(2007) dir. David Slade
30 Days of Night sets an interesting premise for a vampire/horror film. The story is located in “Barrow, Alaska”, the northernmost city in the United States, in which there is one “night” that lasts 30 days. So, for the vampires, who don’t dig daylight, this is the perfect scenario for feasting on an entire community, trapping them from communication and cut off from the world.
Ah, but they didn’t count on having Josh Hartnett there, did they? He’s a inhaler-sucking asthmatic sheriff, with a very cute ex-girlfiend, a kid brother, and a grandma all at the sheriff’s office/jail. He’s going to foil their fun, isn’t he?

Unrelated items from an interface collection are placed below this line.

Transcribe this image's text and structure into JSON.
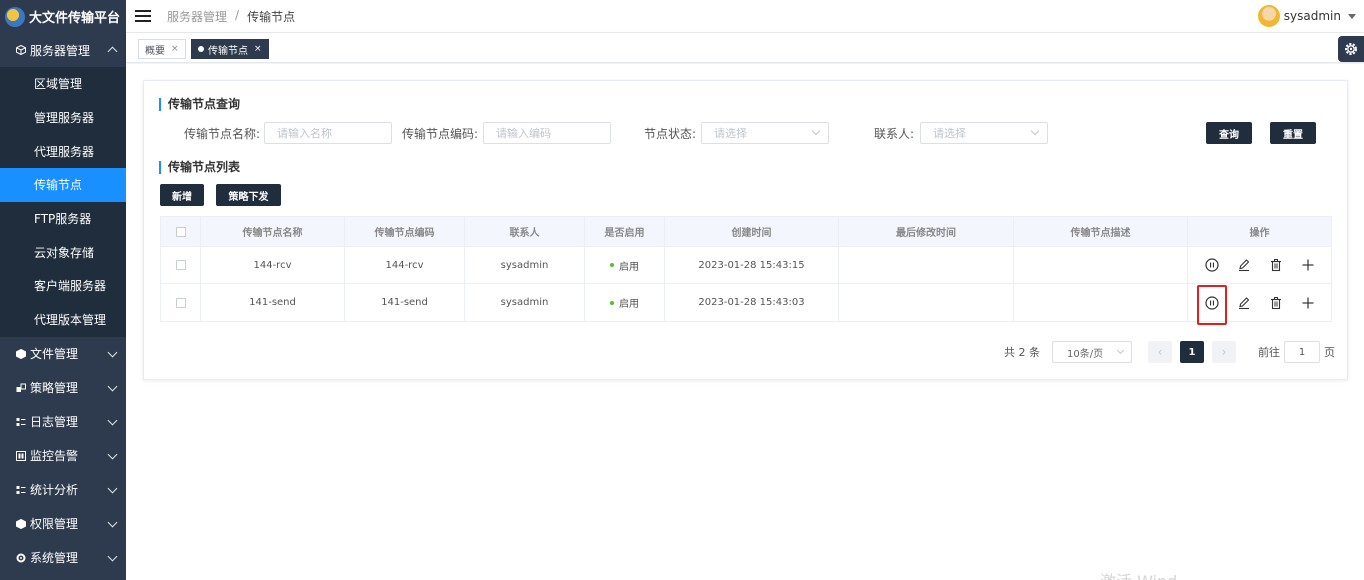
{
  "app": {
    "title": "大文件传输平台"
  },
  "sidebar": {
    "groups": [
      {
        "label": "服务器管理",
        "icon": "cube-icon"
      },
      {
        "label": "文件管理",
        "icon": "cube-icon"
      },
      {
        "label": "策略管理",
        "icon": "cubes-icon"
      },
      {
        "label": "日志管理",
        "icon": "log-icon"
      },
      {
        "label": "监控告警",
        "icon": "monitor-icon"
      },
      {
        "label": "统计分析",
        "icon": "chart-icon"
      },
      {
        "label": "权限管理",
        "icon": "cube-icon"
      },
      {
        "label": "系统管理",
        "icon": "gear-icon"
      }
    ],
    "items": [
      {
        "label": "区域管理"
      },
      {
        "label": "管理服务器"
      },
      {
        "label": "代理服务器"
      },
      {
        "label": "传输节点"
      },
      {
        "label": "FTP服务器"
      },
      {
        "label": "云对象存储"
      },
      {
        "label": "客户端服务器"
      },
      {
        "label": "代理版本管理"
      }
    ]
  },
  "header": {
    "breadcrumb": [
      "服务器管理",
      "/",
      "传输节点"
    ],
    "username": "sysadmin"
  },
  "tags": [
    {
      "label": "概要",
      "close": "×"
    },
    {
      "label": "传输节点",
      "close": "×"
    }
  ],
  "query": {
    "title": "传输节点查询",
    "name_label": "传输节点名称:",
    "name_placeholder": "请输入名称",
    "code_label": "传输节点编码:",
    "code_placeholder": "请输入编码",
    "status_label": "节点状态:",
    "status_placeholder": "请选择",
    "contact_label": "联系人:",
    "contact_placeholder": "请选择",
    "search_button": "查询",
    "reset_button": "重置"
  },
  "list": {
    "title": "传输节点列表",
    "add_button": "新增",
    "policy_button": "策略下发",
    "columns": [
      "传输节点名称",
      "传输节点编码",
      "联系人",
      "是否启用",
      "创建时间",
      "最后修改时间",
      "传输节点描述",
      "操作"
    ],
    "rows": [
      {
        "name": "144-rcv",
        "code": "144-rcv",
        "contact": "sysadmin",
        "status": "启用",
        "created": "2023-01-28 15:43:15",
        "modified": "",
        "desc": ""
      },
      {
        "name": "141-send",
        "code": "141-send",
        "contact": "sysadmin",
        "status": "启用",
        "created": "2023-01-28 15:43:03",
        "modified": "",
        "desc": ""
      }
    ],
    "status_color": "#52c41a"
  },
  "pagination": {
    "total_text": "共 2 条",
    "page_size": "10条/页",
    "prev": "‹",
    "current_page": "1",
    "next": "›",
    "goto_label": "前往",
    "goto_value": "1",
    "goto_suffix": "页"
  },
  "watermark": "激活 Wind",
  "colors": {
    "sidebar_bg": "#2e3a4d",
    "active_item": "#1890ff",
    "dark_button": "#1f2d3d",
    "highlight": "#e02020"
  }
}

Actually, this is not too bad of a vampire/horror flick. Clearly it reflects the times, with vampires running about like predatory modern zombies (the ones who are super-fast) and of course they can jump really far and are also super-strong. Their mouths are jammed full of sharp teeth, they speak in a language that is weird and gutteral, and they are more scary than sexy. Ruthless. Modern in terms of a trend of scariness. Things don’t creep up on you. They grab you and rip you to shreds before you know what’s going on. Fear is based on hopelessness. No way out. Being destroyed by some crazy force greater than oneself randomly, viciously, painfully. What does that mean, really?
Like I said, the premise is decent and the film is not bad. I do have to say that the handling of the passage of time was a weakness in the end. The whole film doesn’t carry the weight of having transpired over a month. It’s more like one longish night, maybe more like “a day and a half of night” or something. Maybe that would have made more sense, but didn’t make for such a punchy title (film #2 in my “numbers fest”).

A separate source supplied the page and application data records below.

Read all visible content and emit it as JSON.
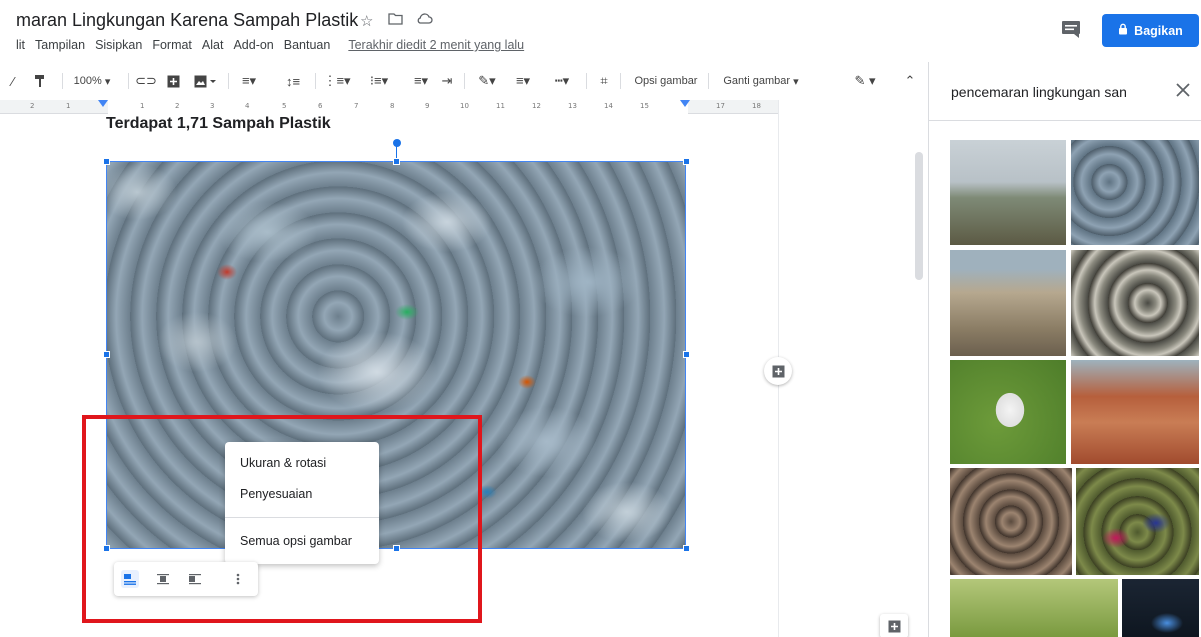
{
  "doc": {
    "title": "maran Lingkungan Karena Sampah Plastik",
    "last_edit": "Terakhir diedit 2 menit yang lalu",
    "heading": "Terdapat 1,71 Sampah Plastik"
  },
  "menu": [
    "lit",
    "Tampilan",
    "Sisipkan",
    "Format",
    "Alat",
    "Add-on",
    "Bantuan"
  ],
  "share": {
    "label": "Bagikan"
  },
  "toolbar": {
    "zoom": "100%",
    "image_options": "Opsi gambar",
    "replace_image": "Ganti gambar"
  },
  "ruler": {
    "numbers": [
      "2",
      "1",
      "1",
      "2",
      "3",
      "4",
      "5",
      "6",
      "7",
      "8",
      "9",
      "10",
      "11",
      "12",
      "13",
      "14",
      "15",
      "17",
      "18"
    ]
  },
  "context_menu": {
    "item_size": "Ukuran & rotasi",
    "item_adjust": "Penyesuaian",
    "item_all": "Semua opsi gambar"
  },
  "explore": {
    "query": "pencemaran lingkungan san"
  },
  "icons": [
    "star-icon",
    "folder-icon",
    "cloud-icon",
    "comment-icon",
    "lock-icon",
    "close-icon",
    "add-comment-icon",
    "explore-icon",
    "more-vert-icon"
  ],
  "colors": {
    "share_button": "#1a73e8",
    "selection": "#1a73e8",
    "highlight": "#e0161c"
  }
}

Josh Hartnett is quite a bit like a humorless Ashton Kutcher. Tall, dark, and good-looking, but bland at the soul.
His girlfriend, Melissa George,…she was pretty cute.
Maybe a modernized, larger body-count sort of like John Carpenter’s brilliant The Thing (1982), re-make of The Thing from Another World (1951), equally horror set in a freezing cold, isolated death-trap. But maybe better than a lot of the crap that comes out. Directed by David Slade, whose film Hard Candy (2005) didn’t necessarily tell you what kind of movie his 30 Days of Night would be, and adapted from a horror comic book mini-series, this is one of the more decent films probably to come out in this genre for 2007. That said, it’s not grand, just enjoyable…if you like decapitations and random violence, people tormented, lots of blood…
Isn’t that what you said you liked?